Around 100 US special forces were deployed to the area late last year to bolster the regional forces hunting the LRA — above all with intelligence and logistics support.
Ugandan and US officials refused to comment directly on the role played by special forces in Acellam’s capture, but Acellam’s group was being monitored in DR Congo, where the Ugandan army is not currently deployed.
Regardless, Acellam’s apprehension was a sign that increased efforts to end the LRA threat are paying off, analyst Izama said.
“The pressure on the LRA is acute and that pressure contributed to these circumstances,” Izama said.
Kony started his rebellion in northern Uganda more than two decades ago, but has since been chased to the jungles of neighbouring central African states.
Kony’s global notoriety soared over the past year through the Internet video campaign “Kony 2012″ which has been watched tens of millions of times since it was posted online by the US advocacy group Invisible Children.
The video was criticised by some who said it oversimplified the root causes of the LRA’s devastating insurgency.
The African Union is currently setting up a 5,000-strong force made up of soldiers from affected countries to help better coordinate the cross-border hunt for the LRA.
But analysts also warned that increased pressure on the group could spark an angry reaction.

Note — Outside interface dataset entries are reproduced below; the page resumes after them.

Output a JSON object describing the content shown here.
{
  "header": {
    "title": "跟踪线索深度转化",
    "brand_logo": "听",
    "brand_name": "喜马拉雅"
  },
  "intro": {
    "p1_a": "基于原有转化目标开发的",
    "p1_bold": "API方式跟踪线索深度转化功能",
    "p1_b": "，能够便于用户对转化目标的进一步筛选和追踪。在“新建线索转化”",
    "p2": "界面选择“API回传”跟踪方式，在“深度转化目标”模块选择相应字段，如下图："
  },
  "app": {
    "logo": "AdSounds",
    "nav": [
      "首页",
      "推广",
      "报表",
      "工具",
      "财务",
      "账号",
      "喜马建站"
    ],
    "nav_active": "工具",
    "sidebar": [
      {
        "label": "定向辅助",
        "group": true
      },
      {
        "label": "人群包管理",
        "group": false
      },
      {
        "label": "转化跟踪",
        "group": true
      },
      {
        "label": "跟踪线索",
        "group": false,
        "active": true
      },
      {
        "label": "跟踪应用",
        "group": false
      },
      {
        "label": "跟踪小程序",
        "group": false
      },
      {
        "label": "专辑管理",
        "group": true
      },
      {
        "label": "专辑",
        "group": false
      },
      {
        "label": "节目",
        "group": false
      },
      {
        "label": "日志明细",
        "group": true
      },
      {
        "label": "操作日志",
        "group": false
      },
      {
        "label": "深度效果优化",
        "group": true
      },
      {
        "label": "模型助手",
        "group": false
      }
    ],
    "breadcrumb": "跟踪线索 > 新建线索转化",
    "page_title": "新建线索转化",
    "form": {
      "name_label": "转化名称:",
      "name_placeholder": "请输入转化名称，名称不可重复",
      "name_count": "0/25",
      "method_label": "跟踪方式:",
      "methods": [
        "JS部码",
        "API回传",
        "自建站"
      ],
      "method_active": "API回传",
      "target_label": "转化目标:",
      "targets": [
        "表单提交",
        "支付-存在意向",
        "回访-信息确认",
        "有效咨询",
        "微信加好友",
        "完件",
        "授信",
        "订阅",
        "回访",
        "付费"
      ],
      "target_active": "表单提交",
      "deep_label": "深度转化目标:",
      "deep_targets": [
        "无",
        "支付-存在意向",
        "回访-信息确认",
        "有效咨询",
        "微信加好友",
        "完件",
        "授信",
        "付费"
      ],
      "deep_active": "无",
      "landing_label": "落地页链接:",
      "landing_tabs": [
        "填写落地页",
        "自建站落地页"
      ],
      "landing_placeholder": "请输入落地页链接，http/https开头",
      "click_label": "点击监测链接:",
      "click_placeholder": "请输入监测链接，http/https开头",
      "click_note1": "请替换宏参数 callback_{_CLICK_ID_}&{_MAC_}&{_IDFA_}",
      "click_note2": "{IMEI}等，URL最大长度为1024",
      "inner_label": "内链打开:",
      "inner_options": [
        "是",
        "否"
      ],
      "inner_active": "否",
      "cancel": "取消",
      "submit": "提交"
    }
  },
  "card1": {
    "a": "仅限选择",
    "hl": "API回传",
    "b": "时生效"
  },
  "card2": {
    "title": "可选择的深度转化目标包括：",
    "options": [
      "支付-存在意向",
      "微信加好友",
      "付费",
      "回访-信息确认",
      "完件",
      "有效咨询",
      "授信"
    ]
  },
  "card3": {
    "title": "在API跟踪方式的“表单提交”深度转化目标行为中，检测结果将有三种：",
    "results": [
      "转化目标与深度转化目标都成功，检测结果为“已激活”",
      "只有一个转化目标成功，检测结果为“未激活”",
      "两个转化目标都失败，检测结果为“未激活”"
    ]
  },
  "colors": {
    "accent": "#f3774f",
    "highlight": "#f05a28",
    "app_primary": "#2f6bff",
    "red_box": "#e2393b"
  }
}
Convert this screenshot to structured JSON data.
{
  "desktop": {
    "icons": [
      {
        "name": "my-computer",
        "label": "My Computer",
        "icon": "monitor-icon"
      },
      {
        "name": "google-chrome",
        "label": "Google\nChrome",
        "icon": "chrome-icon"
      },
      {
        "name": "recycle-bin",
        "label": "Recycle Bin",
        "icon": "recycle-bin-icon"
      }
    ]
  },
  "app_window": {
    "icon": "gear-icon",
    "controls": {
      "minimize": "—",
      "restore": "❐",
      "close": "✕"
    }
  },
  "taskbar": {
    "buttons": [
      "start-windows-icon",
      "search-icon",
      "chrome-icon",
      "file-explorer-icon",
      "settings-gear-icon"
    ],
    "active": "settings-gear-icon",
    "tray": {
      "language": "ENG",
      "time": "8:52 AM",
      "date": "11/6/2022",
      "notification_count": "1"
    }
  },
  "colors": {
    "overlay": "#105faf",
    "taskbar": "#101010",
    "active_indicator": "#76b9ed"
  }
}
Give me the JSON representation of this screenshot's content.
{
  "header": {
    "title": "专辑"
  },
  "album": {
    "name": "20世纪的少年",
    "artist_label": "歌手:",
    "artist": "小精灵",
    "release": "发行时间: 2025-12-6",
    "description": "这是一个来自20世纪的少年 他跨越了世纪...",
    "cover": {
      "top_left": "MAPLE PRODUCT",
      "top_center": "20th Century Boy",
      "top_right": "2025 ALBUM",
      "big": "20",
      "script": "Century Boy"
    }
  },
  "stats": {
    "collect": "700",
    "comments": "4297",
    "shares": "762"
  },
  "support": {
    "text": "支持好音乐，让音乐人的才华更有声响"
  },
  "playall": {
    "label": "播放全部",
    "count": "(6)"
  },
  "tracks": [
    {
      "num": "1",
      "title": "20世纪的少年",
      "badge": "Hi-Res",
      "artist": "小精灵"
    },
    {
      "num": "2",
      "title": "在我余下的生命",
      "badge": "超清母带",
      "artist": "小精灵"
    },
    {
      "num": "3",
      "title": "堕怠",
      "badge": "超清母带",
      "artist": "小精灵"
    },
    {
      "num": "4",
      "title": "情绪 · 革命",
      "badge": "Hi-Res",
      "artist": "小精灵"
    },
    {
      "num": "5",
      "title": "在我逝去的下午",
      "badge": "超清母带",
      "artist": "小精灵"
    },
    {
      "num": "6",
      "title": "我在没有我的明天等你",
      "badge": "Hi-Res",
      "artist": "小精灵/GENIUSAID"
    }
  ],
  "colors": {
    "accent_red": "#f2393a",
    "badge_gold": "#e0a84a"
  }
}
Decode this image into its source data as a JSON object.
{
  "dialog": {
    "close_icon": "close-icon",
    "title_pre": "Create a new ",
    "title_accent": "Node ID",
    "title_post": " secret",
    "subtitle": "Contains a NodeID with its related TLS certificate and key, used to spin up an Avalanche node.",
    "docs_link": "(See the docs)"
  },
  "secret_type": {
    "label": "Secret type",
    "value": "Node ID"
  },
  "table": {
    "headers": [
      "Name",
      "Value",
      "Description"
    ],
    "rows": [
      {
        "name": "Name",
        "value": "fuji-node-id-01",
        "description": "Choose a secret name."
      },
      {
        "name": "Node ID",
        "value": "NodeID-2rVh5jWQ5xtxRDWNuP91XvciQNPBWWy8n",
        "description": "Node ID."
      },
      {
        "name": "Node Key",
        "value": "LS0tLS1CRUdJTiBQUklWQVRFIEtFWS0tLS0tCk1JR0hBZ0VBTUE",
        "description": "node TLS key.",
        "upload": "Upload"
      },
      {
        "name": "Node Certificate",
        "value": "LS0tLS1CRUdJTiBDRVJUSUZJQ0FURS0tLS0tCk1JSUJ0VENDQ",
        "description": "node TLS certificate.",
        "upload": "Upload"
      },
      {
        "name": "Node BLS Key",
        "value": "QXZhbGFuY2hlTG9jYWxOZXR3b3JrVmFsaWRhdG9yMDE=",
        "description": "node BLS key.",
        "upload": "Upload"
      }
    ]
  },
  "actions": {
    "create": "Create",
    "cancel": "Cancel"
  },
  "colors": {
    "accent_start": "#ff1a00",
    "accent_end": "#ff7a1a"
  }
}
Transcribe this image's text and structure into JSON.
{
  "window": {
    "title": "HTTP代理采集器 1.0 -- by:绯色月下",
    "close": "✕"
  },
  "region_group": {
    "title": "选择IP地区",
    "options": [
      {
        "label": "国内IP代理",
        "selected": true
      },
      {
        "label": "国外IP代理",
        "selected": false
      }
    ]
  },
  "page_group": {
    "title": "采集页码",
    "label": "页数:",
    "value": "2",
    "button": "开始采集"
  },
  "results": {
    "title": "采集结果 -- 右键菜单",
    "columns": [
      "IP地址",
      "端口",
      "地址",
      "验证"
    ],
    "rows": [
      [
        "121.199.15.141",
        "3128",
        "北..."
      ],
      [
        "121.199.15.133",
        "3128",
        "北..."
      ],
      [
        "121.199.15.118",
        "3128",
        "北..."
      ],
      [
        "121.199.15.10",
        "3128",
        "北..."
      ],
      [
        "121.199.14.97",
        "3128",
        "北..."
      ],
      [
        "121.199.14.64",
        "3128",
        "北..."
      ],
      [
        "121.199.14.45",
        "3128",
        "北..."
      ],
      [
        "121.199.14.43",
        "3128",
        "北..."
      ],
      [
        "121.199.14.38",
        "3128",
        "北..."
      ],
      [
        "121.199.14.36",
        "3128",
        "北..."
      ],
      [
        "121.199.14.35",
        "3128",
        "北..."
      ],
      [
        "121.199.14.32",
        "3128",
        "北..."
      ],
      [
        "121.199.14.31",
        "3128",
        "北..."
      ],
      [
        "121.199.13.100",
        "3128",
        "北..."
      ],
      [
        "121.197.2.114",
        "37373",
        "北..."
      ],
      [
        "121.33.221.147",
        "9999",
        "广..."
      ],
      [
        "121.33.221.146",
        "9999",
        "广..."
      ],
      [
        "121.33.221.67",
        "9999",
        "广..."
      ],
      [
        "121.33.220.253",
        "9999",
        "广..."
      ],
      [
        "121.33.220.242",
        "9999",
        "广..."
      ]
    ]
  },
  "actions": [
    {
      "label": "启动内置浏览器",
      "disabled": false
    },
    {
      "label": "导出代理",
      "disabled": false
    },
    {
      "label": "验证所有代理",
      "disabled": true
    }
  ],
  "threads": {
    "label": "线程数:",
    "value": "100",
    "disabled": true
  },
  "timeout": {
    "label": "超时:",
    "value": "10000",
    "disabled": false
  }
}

“I think one of the biggest threats the LRA are still able to pose is they know they’re cornered so they will kill and they will rape,” Okello said.